## Data supplied:
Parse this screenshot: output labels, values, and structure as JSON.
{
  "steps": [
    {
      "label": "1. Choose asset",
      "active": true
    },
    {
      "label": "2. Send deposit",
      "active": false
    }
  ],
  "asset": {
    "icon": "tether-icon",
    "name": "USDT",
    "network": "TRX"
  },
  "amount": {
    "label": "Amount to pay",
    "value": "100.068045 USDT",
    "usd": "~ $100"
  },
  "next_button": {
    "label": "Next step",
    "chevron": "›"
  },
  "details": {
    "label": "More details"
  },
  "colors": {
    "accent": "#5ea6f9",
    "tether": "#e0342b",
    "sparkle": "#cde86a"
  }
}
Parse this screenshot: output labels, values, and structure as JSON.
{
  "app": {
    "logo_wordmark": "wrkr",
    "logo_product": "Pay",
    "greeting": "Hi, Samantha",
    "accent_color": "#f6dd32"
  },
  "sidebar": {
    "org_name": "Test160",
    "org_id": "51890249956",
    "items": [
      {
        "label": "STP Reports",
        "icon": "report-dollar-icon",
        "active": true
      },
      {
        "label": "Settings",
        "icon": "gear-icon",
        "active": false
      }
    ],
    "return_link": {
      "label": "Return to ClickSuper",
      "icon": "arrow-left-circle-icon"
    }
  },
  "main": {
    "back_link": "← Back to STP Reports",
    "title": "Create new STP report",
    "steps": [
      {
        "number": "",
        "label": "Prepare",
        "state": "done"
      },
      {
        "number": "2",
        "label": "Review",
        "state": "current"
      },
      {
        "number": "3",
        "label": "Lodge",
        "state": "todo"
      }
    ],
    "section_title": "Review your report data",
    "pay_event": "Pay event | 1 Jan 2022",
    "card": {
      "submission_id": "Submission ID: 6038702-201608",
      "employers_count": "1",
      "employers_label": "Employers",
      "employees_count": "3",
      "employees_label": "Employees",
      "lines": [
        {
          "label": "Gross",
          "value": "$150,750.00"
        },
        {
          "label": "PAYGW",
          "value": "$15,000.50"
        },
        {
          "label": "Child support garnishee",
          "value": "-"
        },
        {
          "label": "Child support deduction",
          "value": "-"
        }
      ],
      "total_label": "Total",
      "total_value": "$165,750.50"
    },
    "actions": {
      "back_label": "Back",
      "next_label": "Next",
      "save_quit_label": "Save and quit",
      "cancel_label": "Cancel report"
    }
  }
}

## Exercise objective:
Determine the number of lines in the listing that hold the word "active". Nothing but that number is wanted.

## Exercise output:
4